Second confirm how he should do so, for example Hold, Move, Engage, Attack or Retreat

Only he can change either the objective or the role, and to do so he must be in base contact with the corps commander

Command Points (CP)
At the start of his turn he rolls 1D10 and adds 1 if he is a Poor commander, 2 if Average and 3 if gifted.   The total determines how many orders he can issue that turn.

He can move a maximum of 16”, and must use 1CP to do so

The number of CP required to change corps orders depends on the ability of the corps commander.  1CP if Gifted, 2 if Average and 3 if Poor.

It takes too long for the army commander to reach the corps commander and change his orders.   This in turn slows down the game and makes it difficult to increase the tempo from Move to Engage to Attack.   Even if ADC are used it can take two or three game moves to reach the corps commander

New Role
He will continue to issue objective and role at the start of the game

He will continue to change both if in contact with the corps commander

However the corps commander can now change Move, Engage and Attack.  Only the army commander can change Hold and Retreat.

The army commander can take command of any brigade within 8” and can form a new reserve or group.  For example he can group artillery to form a Grand Battery, or cavalry or infantry to form a new reserve.   However these brigades must remain within 8” for the remainder of the game.   This will reduce his ability to move around the battlefield, but will give him a new tactical role.

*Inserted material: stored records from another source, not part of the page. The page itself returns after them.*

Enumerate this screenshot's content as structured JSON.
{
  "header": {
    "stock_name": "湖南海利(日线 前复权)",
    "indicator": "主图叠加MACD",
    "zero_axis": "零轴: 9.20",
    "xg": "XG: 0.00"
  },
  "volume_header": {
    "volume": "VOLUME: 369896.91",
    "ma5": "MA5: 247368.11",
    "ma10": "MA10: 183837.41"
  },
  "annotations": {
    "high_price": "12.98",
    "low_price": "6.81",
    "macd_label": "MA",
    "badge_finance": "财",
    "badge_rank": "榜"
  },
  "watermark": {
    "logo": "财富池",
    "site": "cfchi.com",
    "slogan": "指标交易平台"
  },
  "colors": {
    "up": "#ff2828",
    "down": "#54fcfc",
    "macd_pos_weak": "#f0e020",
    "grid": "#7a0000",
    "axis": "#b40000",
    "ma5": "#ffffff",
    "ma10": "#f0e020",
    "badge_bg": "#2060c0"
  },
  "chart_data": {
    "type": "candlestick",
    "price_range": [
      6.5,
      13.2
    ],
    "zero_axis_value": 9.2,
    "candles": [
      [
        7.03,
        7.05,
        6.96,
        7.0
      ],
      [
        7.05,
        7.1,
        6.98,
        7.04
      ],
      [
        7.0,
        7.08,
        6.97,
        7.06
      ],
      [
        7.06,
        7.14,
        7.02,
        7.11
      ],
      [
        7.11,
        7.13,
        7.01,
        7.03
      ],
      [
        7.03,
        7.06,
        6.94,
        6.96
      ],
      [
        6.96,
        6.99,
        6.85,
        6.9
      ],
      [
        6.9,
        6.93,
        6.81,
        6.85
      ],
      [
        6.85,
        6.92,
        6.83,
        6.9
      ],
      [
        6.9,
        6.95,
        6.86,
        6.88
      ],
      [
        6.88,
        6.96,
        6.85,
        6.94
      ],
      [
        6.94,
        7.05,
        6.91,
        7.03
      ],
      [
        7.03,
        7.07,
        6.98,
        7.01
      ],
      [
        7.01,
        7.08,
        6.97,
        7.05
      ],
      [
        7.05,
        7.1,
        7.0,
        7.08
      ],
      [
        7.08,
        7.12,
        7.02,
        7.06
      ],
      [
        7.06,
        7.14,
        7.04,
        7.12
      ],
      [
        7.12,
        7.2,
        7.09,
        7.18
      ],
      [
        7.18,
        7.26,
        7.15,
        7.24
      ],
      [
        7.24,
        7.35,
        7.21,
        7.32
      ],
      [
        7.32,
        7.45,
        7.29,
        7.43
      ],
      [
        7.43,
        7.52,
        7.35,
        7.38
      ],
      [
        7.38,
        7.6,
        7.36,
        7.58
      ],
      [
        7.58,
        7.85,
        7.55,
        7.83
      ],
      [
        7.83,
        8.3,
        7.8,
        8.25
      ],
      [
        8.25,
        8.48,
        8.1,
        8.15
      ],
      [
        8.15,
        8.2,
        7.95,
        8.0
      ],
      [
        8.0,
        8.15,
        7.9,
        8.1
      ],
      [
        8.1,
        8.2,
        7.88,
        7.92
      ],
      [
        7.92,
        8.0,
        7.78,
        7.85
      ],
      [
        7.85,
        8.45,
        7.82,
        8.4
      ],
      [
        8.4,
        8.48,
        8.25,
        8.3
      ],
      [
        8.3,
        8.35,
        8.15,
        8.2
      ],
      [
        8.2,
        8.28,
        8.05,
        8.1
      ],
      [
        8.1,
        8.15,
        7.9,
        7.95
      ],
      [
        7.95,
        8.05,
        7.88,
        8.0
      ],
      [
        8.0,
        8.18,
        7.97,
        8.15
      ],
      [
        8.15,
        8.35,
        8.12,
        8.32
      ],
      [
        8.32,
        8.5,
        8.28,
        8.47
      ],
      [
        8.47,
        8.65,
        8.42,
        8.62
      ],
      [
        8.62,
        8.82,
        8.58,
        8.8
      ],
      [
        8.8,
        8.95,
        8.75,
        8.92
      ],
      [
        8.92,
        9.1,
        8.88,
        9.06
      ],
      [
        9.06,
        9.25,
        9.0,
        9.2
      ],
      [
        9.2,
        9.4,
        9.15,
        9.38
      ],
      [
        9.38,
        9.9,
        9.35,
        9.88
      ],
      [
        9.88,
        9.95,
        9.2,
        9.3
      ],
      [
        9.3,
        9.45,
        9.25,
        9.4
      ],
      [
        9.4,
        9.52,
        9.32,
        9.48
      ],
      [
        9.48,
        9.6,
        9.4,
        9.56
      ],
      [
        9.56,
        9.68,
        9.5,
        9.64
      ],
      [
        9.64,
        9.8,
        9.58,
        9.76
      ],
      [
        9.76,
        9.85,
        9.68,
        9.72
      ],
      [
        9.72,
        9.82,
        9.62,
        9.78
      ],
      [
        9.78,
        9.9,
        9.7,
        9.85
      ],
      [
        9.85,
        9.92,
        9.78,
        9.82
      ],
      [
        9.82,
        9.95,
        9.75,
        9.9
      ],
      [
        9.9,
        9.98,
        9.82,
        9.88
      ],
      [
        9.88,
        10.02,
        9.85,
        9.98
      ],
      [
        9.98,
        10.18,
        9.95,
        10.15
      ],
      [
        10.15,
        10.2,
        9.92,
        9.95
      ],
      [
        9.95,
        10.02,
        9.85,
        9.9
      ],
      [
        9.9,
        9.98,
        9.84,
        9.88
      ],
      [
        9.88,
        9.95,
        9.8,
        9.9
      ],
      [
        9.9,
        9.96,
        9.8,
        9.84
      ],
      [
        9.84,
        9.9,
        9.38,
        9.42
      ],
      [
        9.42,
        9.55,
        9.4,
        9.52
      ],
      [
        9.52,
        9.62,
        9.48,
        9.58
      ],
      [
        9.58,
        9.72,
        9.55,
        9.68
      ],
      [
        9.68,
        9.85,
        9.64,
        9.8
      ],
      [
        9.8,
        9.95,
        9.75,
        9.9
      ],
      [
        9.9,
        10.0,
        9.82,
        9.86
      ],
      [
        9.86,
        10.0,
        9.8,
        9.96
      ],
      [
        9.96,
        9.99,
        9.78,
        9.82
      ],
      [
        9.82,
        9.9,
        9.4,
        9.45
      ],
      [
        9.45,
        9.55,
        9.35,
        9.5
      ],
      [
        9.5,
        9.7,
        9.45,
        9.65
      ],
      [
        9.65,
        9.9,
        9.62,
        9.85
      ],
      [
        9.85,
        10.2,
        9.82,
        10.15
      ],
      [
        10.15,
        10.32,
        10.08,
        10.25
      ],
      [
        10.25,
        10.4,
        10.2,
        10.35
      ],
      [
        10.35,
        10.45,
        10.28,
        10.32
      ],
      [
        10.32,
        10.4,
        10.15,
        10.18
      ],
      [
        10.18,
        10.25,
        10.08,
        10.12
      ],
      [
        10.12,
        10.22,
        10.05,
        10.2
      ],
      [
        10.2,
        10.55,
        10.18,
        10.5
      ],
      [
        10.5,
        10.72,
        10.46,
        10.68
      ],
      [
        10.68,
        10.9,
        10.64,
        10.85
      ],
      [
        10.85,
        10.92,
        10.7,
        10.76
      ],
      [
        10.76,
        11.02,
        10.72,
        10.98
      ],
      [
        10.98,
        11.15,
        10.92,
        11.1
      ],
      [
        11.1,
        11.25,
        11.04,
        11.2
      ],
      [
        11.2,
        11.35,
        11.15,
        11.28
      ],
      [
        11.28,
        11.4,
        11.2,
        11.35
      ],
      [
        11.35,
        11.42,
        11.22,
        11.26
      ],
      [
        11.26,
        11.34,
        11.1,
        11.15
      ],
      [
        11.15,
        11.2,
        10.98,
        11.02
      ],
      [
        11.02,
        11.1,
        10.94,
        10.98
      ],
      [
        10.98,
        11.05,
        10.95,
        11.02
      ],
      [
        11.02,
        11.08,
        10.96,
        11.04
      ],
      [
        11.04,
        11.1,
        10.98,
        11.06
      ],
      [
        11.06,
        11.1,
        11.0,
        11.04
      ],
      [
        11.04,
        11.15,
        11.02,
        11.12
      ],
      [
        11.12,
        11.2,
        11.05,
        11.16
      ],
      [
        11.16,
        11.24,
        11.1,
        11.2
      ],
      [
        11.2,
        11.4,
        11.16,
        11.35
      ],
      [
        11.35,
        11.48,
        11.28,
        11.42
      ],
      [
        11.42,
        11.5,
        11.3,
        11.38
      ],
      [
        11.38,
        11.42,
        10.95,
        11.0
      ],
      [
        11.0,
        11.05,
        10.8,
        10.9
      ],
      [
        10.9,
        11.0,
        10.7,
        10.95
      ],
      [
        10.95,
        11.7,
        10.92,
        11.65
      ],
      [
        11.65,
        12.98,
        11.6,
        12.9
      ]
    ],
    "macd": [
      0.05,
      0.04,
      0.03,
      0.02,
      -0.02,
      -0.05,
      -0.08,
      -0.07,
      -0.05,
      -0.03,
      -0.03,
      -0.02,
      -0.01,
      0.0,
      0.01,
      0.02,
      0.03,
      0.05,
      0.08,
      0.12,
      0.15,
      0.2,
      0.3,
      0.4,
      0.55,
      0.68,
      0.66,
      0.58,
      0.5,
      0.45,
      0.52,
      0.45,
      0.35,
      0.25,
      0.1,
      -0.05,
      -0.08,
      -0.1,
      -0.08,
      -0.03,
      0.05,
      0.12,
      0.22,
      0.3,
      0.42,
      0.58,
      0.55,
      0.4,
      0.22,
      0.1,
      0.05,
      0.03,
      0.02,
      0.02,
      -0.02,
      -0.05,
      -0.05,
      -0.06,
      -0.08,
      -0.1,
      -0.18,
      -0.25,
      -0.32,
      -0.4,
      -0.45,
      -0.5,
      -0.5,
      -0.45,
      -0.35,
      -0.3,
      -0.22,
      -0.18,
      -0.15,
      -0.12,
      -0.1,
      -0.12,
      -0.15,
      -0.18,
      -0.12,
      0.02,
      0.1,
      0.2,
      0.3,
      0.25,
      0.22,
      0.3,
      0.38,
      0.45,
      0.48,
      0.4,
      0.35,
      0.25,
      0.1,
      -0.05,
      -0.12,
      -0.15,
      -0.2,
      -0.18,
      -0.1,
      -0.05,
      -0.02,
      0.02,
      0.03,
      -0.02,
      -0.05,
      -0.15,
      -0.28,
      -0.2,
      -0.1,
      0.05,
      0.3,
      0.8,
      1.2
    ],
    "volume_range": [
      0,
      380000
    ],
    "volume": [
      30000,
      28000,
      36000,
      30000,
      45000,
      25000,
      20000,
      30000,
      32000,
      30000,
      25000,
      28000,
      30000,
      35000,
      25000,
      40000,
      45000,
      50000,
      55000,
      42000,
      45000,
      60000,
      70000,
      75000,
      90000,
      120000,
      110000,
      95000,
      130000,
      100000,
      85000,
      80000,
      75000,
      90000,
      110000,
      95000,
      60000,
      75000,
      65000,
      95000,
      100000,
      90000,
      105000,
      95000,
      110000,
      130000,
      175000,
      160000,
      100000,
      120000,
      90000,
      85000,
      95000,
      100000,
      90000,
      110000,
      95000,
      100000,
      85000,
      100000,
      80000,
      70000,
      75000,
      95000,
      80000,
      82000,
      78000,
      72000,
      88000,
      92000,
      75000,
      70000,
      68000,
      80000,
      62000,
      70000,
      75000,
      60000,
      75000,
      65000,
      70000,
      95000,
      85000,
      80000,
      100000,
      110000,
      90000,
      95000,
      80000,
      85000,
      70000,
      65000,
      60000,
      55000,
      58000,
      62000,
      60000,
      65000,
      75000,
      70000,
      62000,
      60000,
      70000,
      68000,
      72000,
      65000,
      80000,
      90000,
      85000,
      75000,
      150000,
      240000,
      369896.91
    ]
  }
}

Any brigade within 4” of him will receive plus 1 on their morale throw.   This will allow him to influence the morale of a particular corps by his presence